→ **EXERCISE OBJECTIVE**
Using the data below, repeat all of it precisely.

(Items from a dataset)
▼▼▼
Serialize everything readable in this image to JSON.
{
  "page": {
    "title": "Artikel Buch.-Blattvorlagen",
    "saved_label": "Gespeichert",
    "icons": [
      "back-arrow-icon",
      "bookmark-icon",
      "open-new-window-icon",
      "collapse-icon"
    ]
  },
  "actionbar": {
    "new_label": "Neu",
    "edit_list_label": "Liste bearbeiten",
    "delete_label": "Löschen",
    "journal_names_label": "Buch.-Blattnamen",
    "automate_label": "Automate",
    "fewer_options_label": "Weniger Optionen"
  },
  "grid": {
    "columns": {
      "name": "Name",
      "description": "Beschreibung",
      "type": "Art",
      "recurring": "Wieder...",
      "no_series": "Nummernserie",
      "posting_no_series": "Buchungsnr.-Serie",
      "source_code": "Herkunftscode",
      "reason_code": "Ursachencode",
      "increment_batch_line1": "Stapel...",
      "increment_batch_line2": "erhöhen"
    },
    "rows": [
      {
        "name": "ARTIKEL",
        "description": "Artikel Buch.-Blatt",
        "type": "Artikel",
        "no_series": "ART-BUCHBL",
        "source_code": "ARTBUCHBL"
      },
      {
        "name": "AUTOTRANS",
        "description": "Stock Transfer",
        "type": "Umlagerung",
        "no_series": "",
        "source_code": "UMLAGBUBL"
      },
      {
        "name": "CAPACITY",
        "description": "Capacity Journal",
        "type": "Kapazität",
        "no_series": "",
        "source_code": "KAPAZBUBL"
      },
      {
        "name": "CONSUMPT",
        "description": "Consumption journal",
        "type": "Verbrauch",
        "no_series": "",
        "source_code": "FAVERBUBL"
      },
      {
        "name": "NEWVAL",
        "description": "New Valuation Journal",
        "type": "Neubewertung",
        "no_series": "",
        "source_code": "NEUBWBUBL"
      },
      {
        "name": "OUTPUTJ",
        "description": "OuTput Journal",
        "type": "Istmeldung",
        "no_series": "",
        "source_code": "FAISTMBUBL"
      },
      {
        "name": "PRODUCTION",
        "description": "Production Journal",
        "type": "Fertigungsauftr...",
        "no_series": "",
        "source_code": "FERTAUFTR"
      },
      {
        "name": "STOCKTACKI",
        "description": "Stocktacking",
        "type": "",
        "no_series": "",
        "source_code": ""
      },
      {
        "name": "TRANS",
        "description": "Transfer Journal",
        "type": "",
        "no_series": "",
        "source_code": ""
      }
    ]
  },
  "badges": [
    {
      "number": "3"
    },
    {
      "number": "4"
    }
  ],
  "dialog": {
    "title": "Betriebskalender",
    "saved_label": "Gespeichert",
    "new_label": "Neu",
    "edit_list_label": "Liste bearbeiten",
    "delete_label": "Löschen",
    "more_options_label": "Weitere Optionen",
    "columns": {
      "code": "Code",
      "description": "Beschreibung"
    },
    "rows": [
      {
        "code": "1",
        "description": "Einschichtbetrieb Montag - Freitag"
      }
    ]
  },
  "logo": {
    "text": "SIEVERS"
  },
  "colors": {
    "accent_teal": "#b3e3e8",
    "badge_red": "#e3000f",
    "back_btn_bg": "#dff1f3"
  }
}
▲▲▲
→ **FINISHED TASK**
Serialize everything readable in this image to JSON.
{
  "page": {
    "title": "Artikel Buch.-Blattvorlagen",
    "saved_label": "Gespeichert",
    "icons": [
      "back-arrow-icon",
      "bookmark-icon",
      "open-new-window-icon",
      "collapse-icon"
    ]
  },
  "actionbar": {
    "new_label": "Neu",
    "edit_list_label": "Liste bearbeiten",
    "delete_label": "Löschen",
    "journal_names_label": "Buch.-Blattnamen",
    "automate_label": "Automate",
    "fewer_options_label": "Weniger Optionen"
  },
  "grid": {
    "columns": {
      "name": "Name",
      "description": "Beschreibung",
      "type": "Art",
      "recurring": "Wieder...",
      "no_series": "Nummernserie",
      "posting_no_series": "Buchungsnr.-Serie",
      "source_code": "Herkunftscode",
      "reason_code": "Ursachencode",
      "increment_batch_line1": "Stapel...",
      "increment_batch_line2": "erhöhen"
    },
    "rows": [
      {
        "name": "ARTIKEL",
        "description": "Artikel Buch.-Blatt",
        "type": "Artikel",
        "no_series": "ART-BUCHBL",
        "source_code": "ARTBUCHBL"
      },
      {
        "name": "AUTOTRANS",
        "description": "Stock Transfer",
        "type": "Umlagerung",
        "no_series": "",
        "source_code": "UMLAGBUBL"
      },
      {
        "name": "CAPACITY",
        "description": "Capacity Journal",
        "type": "Kapazität",
        "no_series": "",
        "source_code": "KAPAZBUBL"
      },
      {
        "name": "CONSUMPT",
        "description": "Consumption journal",
        "type": "Verbrauch",
        "no_series": "",
        "source_code": "FAVERBUBL"
      },
      {
        "name": "NEWVAL",
        "description": "New Valuation Journal",
        "type": "Neubewertung",
        "no_series": "",
        "source_code": "NEUBWBUBL"
      },
      {
        "name": "OUTPUTJ",
        "description": "OuTput Journal",
        "type": "Istmeldung",
        "no_series": "",
        "source_code": "FAISTMBUBL"
      },
      {
        "name": "PRODUCTION",
        "description": "Production Journal",
        "type": "Fertigungsauftr...",
        "no_series": "",
        "source_code": "FERTAUFTR"
      },
      {
        "name": "STOCKTACKI",
        "description": "Stocktacking",
        "type": "",
        "no_series": "",
        "source_code": ""
      },
      {
        "name": "TRANS",
        "description": "Transfer Journal",
        "type": "",
        "no_series": "",
        "source_code": ""
      }
    ]
  },
  "badges": [
    {
      "number": "3"
    },
    {
      "number": "4"
    }
  ],
  "dialog": {
    "title": "Betriebskalender",
    "saved_label": "Gespeichert",
    "new_label": "Neu",
    "edit_list_label": "Liste bearbeiten",
    "delete_label": "Löschen",
    "more_options_label": "Weitere Optionen",
    "columns": {
      "code": "Code",
      "description": "Beschreibung"
    },
    "rows": [
      {
        "code": "1",
        "description": "Einschichtbetrieb Montag - Freitag"
      }
    ]
  },
  "logo": {
    "text": "SIEVERS"
  },
  "colors": {
    "accent_teal": "#b3e3e8",
    "badge_red": "#e3000f",
    "back_btn_bg": "#dff1f3"
  }
}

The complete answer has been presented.